Augmented Reality Technologies
A wide range of applications require innovative technical solutions. For this reason, we rely on specially developed 3D software in the app area as well as on a variety of high-end head mounted displays HMD's and the latest smartphone and tablet technologies.
Programming for Augmented Reality technologies
We have already developed software modules in C++, C# and other programming environments for the stereoscopic display of 3D data in real time. We use them to implement precise tracking and collision calculations, specially programmed sound processes, credible material properties, realistic process simulations and motion simulations.
Our software and hardware solutions are available on IOS and Android systems to meet the individual requirements of our customers. . Our AR-Engine supports app development on common Smartphones & Tablets but also HoloLens & Magic Leap.
Smartphone and Tablets
Augmented Reality is a computer-aided superimposition of virtual elements on the real environment, which can be viewed with a tablet or smartphone. We develop apps for iOS and Android systems that can be easily installed on any smartphone or tablet. Live text information and CAD models are blended over the real camera view. The application purposes range from information about the immediate environment, navigation faded into the field of view to electronic installations, industrial components, building services and technical products.
The new HoloLens 2 environmental sensors use a further development of the Kinect technology. The large field of view ensures realistic projections of 3D objects into the viewer's field of vision. To ensure longer battery life, the next generation HoloLens headset uses an economical ARM processor. When using augmented reality apps with this headset, the customer has his hands free to make configurations on the 3D model with an interactive gesture control.

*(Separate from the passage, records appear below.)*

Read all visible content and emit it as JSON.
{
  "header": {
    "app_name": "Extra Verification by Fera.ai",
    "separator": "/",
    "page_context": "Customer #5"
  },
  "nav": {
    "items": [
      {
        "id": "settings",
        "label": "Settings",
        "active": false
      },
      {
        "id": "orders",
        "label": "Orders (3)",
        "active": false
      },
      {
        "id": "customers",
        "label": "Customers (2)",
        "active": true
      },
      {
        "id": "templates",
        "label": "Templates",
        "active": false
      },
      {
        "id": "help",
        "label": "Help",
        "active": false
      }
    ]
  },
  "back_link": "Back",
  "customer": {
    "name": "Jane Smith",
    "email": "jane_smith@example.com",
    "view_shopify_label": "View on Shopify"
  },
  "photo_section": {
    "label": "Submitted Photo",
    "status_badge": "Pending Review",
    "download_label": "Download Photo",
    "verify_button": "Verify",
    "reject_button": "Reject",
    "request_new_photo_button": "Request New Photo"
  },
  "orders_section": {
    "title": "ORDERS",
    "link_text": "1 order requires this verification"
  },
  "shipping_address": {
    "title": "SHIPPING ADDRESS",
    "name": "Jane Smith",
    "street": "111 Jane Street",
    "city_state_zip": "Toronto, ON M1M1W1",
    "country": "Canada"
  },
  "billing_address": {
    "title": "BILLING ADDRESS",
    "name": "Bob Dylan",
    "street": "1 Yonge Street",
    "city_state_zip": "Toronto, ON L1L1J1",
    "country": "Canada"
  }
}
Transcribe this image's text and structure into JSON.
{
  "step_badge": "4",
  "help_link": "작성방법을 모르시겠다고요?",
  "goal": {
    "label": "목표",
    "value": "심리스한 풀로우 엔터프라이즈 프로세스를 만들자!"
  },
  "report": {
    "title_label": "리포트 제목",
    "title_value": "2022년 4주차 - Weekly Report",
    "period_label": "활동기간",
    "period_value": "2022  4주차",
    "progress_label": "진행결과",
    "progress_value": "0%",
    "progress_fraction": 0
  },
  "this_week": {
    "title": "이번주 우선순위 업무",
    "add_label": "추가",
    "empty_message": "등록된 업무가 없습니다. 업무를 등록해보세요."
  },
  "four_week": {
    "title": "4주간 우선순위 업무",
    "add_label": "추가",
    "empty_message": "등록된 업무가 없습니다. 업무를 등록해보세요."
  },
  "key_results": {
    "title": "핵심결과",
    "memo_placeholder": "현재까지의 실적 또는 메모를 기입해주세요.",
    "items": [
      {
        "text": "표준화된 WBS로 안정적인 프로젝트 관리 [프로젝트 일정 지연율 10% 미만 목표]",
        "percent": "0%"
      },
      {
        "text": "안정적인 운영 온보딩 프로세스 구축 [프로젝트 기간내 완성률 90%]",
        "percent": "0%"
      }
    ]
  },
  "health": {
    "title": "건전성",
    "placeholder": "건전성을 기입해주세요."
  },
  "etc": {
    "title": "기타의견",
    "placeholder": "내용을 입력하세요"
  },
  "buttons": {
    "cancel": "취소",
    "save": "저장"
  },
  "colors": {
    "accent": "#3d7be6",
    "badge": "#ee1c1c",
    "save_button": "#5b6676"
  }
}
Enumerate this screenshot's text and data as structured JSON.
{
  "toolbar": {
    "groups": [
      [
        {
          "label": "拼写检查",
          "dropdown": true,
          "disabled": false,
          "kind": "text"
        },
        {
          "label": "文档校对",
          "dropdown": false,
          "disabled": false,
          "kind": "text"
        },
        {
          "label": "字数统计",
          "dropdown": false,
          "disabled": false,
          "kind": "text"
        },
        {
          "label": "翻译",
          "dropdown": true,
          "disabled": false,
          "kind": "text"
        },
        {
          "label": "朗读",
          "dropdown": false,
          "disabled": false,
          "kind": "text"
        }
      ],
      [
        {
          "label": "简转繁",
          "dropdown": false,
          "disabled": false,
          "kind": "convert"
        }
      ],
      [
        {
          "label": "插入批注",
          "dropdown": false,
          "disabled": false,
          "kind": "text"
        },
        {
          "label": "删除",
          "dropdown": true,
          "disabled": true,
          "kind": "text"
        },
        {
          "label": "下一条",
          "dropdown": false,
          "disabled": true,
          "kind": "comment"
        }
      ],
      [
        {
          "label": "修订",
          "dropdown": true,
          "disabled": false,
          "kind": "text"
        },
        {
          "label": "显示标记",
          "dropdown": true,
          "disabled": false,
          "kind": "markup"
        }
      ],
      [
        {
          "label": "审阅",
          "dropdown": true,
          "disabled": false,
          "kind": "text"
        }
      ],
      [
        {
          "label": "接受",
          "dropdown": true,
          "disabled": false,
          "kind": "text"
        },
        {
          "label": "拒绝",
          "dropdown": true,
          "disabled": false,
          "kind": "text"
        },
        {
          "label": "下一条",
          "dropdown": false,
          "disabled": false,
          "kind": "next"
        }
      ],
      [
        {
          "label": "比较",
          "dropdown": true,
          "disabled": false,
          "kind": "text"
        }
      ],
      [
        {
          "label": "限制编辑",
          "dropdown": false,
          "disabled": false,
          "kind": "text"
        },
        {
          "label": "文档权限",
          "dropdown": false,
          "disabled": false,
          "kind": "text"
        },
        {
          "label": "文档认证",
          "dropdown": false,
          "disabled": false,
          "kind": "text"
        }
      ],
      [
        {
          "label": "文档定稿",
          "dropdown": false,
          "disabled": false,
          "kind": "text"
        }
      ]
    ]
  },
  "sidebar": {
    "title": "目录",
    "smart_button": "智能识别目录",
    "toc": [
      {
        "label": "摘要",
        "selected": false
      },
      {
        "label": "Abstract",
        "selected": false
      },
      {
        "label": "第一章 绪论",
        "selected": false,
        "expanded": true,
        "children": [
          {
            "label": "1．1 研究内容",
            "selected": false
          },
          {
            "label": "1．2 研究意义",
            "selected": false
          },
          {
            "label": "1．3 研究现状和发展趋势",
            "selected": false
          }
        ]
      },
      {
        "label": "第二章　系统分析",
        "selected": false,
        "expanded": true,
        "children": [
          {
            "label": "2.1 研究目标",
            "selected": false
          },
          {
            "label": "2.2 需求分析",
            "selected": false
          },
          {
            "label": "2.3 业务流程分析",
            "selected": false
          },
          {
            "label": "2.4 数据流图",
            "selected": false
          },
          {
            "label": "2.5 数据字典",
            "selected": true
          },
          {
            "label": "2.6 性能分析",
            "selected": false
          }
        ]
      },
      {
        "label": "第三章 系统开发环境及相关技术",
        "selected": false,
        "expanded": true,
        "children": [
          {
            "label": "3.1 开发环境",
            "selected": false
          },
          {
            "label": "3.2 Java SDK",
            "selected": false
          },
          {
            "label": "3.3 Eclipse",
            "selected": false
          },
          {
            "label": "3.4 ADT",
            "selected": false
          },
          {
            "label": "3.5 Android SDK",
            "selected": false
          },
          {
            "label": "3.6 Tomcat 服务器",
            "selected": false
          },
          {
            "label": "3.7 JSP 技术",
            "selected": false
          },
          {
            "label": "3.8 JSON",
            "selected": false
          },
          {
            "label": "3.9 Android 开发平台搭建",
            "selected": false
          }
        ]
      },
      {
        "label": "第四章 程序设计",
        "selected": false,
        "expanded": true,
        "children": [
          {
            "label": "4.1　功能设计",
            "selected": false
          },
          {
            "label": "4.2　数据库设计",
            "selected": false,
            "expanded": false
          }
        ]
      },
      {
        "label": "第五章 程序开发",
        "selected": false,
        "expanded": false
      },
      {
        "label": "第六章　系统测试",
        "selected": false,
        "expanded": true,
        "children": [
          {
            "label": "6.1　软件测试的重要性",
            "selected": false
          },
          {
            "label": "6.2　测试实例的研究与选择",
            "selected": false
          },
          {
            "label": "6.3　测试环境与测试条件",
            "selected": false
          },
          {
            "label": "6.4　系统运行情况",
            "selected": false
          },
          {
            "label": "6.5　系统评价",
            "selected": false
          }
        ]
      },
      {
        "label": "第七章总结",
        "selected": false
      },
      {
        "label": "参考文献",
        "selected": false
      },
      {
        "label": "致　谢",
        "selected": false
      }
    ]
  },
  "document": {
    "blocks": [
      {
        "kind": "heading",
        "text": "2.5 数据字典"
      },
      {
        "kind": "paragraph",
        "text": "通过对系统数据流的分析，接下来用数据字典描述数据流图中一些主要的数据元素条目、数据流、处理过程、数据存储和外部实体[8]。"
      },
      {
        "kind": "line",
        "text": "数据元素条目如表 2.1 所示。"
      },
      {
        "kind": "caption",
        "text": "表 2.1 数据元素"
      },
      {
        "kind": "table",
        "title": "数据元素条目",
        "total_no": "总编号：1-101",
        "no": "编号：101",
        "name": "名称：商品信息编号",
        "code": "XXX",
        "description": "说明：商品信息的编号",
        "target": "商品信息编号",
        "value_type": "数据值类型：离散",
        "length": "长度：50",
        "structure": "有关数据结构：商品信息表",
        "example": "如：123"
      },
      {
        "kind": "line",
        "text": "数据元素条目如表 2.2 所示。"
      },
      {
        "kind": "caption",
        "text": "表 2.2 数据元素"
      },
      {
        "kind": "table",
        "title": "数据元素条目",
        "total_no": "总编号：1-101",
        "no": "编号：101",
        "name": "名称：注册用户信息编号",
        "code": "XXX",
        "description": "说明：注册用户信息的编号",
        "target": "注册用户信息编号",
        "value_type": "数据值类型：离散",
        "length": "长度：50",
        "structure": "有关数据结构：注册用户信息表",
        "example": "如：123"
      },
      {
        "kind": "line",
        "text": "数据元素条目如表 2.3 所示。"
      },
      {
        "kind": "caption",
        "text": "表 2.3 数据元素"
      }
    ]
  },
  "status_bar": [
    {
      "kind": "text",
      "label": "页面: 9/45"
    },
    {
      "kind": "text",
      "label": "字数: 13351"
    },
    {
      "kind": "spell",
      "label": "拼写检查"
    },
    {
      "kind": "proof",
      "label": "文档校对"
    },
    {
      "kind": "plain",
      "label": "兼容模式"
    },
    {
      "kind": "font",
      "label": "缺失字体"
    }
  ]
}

The Magic Leap One is controlled by a controller, which works with 6DoF instead of 3DoF, unlike the control of Samsung's GearVR, for example, and can therefore implement any movements such as yaw and roll. The glasses use light field technology, six cameras and four microphones, have an integrated SoC for computer vision plus machine learning and receive their data from the light pack.